##### Data shown

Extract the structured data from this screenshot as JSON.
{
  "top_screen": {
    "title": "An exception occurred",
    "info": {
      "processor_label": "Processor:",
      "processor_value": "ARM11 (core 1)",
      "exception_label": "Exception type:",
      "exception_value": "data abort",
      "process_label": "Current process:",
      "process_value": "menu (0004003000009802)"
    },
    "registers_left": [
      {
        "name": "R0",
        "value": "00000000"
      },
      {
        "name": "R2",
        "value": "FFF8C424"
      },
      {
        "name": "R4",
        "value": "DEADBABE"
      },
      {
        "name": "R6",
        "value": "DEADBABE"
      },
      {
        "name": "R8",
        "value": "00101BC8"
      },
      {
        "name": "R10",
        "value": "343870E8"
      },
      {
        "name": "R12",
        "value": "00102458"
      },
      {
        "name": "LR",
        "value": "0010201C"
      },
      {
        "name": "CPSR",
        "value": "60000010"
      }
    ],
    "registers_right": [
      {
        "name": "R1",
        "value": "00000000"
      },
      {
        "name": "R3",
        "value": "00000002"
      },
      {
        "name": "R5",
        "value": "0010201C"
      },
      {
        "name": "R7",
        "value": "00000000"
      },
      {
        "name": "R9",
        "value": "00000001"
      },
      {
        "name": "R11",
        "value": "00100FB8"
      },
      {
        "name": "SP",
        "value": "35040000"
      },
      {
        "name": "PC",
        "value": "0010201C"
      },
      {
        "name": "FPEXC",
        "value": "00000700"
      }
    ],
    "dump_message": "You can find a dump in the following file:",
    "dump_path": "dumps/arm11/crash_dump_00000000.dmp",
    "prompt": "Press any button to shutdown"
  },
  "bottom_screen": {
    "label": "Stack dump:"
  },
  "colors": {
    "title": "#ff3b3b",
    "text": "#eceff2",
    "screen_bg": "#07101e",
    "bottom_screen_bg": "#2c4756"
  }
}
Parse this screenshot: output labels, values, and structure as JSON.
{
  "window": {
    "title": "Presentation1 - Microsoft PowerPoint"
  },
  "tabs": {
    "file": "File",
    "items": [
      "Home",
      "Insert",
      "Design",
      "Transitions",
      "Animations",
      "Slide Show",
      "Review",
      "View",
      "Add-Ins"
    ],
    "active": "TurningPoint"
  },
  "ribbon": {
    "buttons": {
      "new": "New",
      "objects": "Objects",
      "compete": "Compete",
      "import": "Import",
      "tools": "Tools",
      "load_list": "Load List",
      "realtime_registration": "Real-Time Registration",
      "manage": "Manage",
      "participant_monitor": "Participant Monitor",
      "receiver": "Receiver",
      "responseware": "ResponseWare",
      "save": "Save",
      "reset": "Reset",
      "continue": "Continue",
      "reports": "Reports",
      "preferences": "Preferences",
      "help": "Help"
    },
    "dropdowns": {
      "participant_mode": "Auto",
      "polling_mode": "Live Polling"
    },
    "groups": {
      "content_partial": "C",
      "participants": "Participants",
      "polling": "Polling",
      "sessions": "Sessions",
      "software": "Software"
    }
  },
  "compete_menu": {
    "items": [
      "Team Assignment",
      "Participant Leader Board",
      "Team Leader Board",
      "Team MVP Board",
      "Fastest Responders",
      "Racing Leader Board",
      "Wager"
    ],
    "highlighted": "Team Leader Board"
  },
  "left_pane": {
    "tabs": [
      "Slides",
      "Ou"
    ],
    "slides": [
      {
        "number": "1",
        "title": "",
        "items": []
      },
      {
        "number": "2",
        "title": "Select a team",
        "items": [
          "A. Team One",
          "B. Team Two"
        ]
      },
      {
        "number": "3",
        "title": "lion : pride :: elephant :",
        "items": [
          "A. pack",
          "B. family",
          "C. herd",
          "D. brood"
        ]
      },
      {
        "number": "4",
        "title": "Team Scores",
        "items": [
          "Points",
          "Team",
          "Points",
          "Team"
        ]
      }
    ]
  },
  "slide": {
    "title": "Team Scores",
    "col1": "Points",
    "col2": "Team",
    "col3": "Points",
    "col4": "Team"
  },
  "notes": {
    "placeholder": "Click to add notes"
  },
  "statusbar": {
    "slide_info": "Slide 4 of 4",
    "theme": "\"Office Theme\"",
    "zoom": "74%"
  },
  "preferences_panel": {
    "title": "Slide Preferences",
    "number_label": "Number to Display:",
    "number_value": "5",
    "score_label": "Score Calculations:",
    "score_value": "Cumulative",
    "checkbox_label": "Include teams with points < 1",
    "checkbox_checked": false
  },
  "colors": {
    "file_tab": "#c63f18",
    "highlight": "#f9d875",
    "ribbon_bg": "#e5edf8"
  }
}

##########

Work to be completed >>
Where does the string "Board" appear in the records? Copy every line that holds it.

Your response >>
      "Participant Leader Board",
      "Team Leader Board",
      "Team MVP Board",
      "Racing Leader Board",
    "highlighted": "Team Leader Board"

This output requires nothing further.